What you need to do: Your copy of the lines below must match them exactly and contain no images.
*** Opening of Provided data ***
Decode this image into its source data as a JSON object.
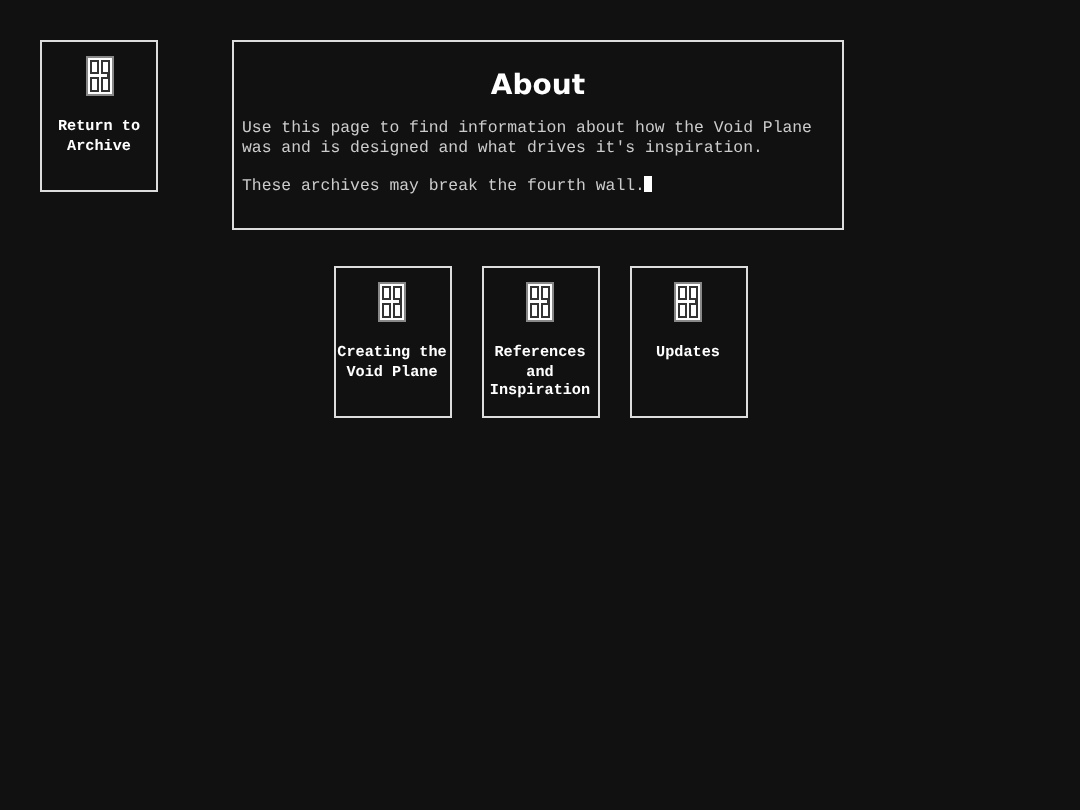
{
  "back_link": {
    "label": "Return to Archive"
  },
  "about": {
    "title": "About",
    "paragraphs": [
      "Use this page to find information about how the Void Plane was and is designed and what drives it's inspiration.",
      "These archives may break the fourth wall."
    ]
  },
  "links": [
    {
      "label": "Creating the Void Plane"
    },
    {
      "label": "References and Inspiration"
    },
    {
      "label": "Updates"
    }
  ]
}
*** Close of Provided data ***
Completed exercise:
Decode this image into its source data as a JSON object.
{
  "back_link": {
    "label": "Return to Archive"
  },
  "about": {
    "title": "About",
    "paragraphs": [
      "Use this page to find information about how the Void Plane was and is designed and what drives it's inspiration.",
      "These archives may break the fourth wall."
    ]
  },
  "links": [
    {
      "label": "Creating the Void Plane"
    },
    {
      "label": "References and Inspiration"
    },
    {
      "label": "Updates"
    }
  ]
}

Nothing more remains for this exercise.